Others have used the Queen's Jubilees, or May Day, or university holidays to come up with dates, and that makes sense in those cases, but I think digging even deeper would be fun, so let's look at some dates.

April 8, 1882 - This is the starting date of 'The Adventure of the Yellow Face' (YELL) according to H. W. Bell. It is also the day that French historian and Joan of Arc authority Jules Quicherat died in Paris. Now, the two probably don't have one single thing to do with each other, but one of the joys of this part of the hobby is that if you want to figure out or make a connection bewteen them, you can.
What about the terrible fog that enveloped London on January 9, 1888? It was so bad that it was given the title of "King Fog." Perhaps Holmes wasn't cranky at the beginning of The Valley of Fear (VALL) because he was hungover (part of the speculation that it was because of a birthday celebration) but because of the changing in the weather and the atmospheric pressure. Five different chronologists place the beginning of VALL as January 7 of that year. Maybe Holmes was under the weather.

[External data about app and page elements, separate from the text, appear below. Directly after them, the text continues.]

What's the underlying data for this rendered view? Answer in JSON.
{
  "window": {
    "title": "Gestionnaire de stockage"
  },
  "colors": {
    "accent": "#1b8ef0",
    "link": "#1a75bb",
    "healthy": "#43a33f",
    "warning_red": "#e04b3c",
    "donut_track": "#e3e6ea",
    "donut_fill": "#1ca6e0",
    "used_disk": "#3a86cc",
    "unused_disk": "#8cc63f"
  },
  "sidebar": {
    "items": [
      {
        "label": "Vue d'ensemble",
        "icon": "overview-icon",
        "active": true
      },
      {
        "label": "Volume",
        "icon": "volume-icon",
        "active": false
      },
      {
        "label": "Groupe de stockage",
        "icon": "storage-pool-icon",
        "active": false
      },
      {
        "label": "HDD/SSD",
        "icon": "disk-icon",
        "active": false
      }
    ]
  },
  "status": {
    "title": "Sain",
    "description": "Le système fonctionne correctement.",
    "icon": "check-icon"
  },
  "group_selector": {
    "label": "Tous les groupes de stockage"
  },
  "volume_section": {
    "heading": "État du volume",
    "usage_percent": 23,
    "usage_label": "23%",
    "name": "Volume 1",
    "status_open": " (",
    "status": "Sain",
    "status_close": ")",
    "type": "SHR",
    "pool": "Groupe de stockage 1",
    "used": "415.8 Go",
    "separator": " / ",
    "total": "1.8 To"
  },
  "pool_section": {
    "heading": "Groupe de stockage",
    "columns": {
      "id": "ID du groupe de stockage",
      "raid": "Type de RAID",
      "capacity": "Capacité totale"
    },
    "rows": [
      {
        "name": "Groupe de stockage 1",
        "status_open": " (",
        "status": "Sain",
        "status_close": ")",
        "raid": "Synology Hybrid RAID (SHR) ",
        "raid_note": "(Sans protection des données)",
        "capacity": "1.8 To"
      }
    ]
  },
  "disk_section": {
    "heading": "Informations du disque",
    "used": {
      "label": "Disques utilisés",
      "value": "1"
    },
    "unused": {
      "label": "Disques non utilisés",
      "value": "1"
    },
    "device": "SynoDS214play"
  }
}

What was Holmes was working on at the beginning of 'The Adventure of the Resident Patient' (RESI)? He was struggling with something dealing with test tubes, and it wasn't going very well. Was he under pressure to come up with an answer to a current case? Perhaps he was working on that of Louisa Jane Taylor. She had been arrested for poisoning on October 23, 1882, and was being held for possible other offenses. Jay Finley Christ believes RESI started on October 25, 1882, so maybe the Parker situation was what had Holmes in such a rush.
In the story 'The Adventure of the Solitary Cyclist' (SOLI) we find Holmes doing a little boxing. He wins the street bout, and sends his unconscious opponent home on a cart. Jean-Pierre Crauser believes that this case started on April 23, 1898. Two days before that, the United States declared war on Spain. Maybe reading about war got Holmes feeling all manly, and he used his new testosterone high to play a little chin music on someone. Could be right. Who knows?

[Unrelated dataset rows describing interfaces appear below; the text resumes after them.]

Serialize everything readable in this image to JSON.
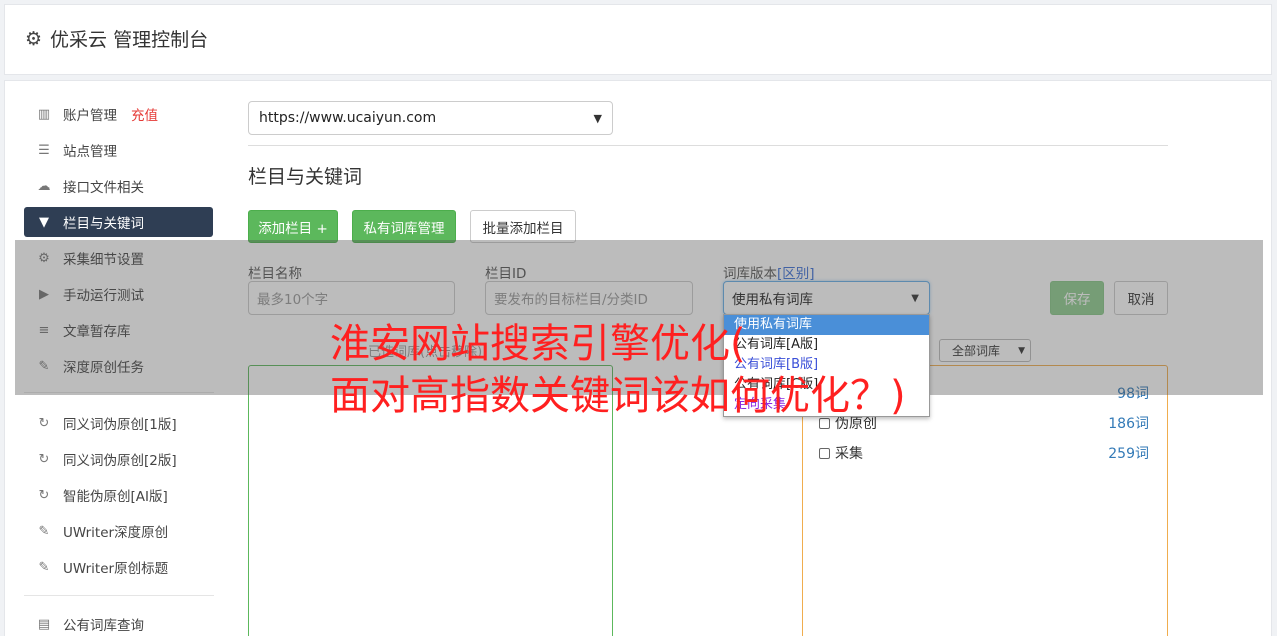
{
  "app": {
    "title": "优采云 管理控制台",
    "icon": "gear-icon"
  },
  "sidebar": {
    "items": [
      {
        "label": "账户管理",
        "badge": "充值",
        "icon": "bar-chart-icon"
      },
      {
        "label": "站点管理",
        "icon": "server-icon"
      },
      {
        "label": "接口文件相关",
        "icon": "cloud-upload-icon"
      },
      {
        "label": "栏目与关键词",
        "icon": "filter-icon",
        "active": true
      },
      {
        "label": "采集细节设置",
        "icon": "cogs-icon"
      },
      {
        "label": "手动运行测试",
        "icon": "play-circle-icon"
      },
      {
        "label": "文章暂存库",
        "icon": "database-icon"
      },
      {
        "label": "深度原创任务",
        "icon": "edit-icon"
      },
      {
        "label": "同义词伪原创[1版]",
        "icon": "refresh-icon"
      },
      {
        "label": "同义词伪原创[2版]",
        "icon": "refresh-icon"
      },
      {
        "label": "智能伪原创[AI版]",
        "icon": "refresh-icon"
      },
      {
        "label": "UWriter深度原创",
        "icon": "edit-icon"
      },
      {
        "label": "UWriter原创标题",
        "icon": "edit-icon"
      },
      {
        "label": "公有词库查询",
        "icon": "book-icon"
      }
    ]
  },
  "site_select": {
    "value": "https://www.ucaiyun.com"
  },
  "section": {
    "title": "栏目与关键词"
  },
  "toolbar": {
    "add_column": "添加栏目 +",
    "private_lib": "私有词库管理",
    "batch_add": "批量添加栏目"
  },
  "form": {
    "name_label": "栏目名称",
    "name_placeholder": "最多10个字",
    "id_label": "栏目ID",
    "id_placeholder": "要发布的目标栏目/分类ID",
    "lib_label": "词库版本",
    "lib_label_tag": "[区别]",
    "lib_value": "使用私有词库",
    "save": "保存",
    "cancel": "取消"
  },
  "dropdown": {
    "options": [
      "使用私有词库",
      "公有词库[A版]",
      "公有词库[B版]",
      "公有词库[C版]",
      "定向采集"
    ]
  },
  "left_panel": {
    "caption": "已选词库(点击移除)"
  },
  "right_panel": {
    "filter_value": "全部词库",
    "rows": [
      {
        "label": "",
        "count": "98词"
      },
      {
        "label": "伪原创",
        "count": "186词"
      },
      {
        "label": "采集",
        "count": "259词"
      }
    ]
  },
  "overlay_text": {
    "line1": "淮安网站搜索引擎优化(",
    "line2": "面对高指数关键词该如何优化？)"
  }
}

Now, I'm not saying that any of these are accurate, I'm just saying that I think things like this are worth pursuing in trying to help establish a definitive timeline of the Sherlock Holmes canon. One has to look at every possibility in order to do this "job" and I find that nearly all of the chronologies I have collected shy away from doing the research on smaller events that might make a huge difference. I follow dozens and dozens of websites, blogs, and historians, and they all provide excellent information about the times of Holmes, and are an invaluable resource for people like me. It's because of those sites that I was able to write this particular column fairly quickly - all of what I wanted and needed was actually at my fingertips. Research! Research! Research! Data! Data! Data!

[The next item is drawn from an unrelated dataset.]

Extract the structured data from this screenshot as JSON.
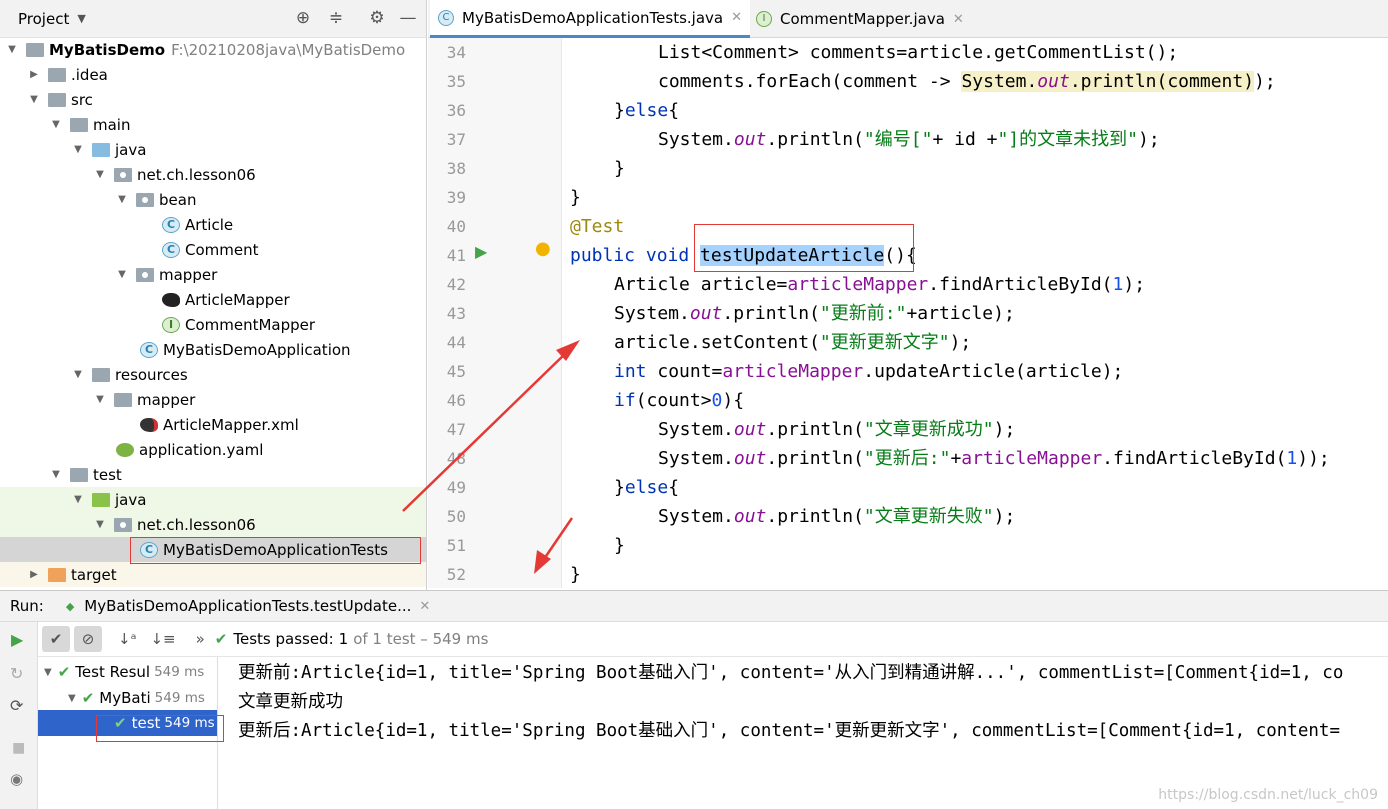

A task like this one doesn't happen overnight, so don't be expecting anything to happen to quickly. With 60 cases, and hundreds of different chronological findings from 20 diffrent people, it's going to take some time once I get started. However, as with all of this, it will be a labor of love, and one I will attempt to complete as fast as I can so that the great Sherlockian thirst for knowledge can be slaked.

Once again, thank for reading. I'll see you next month.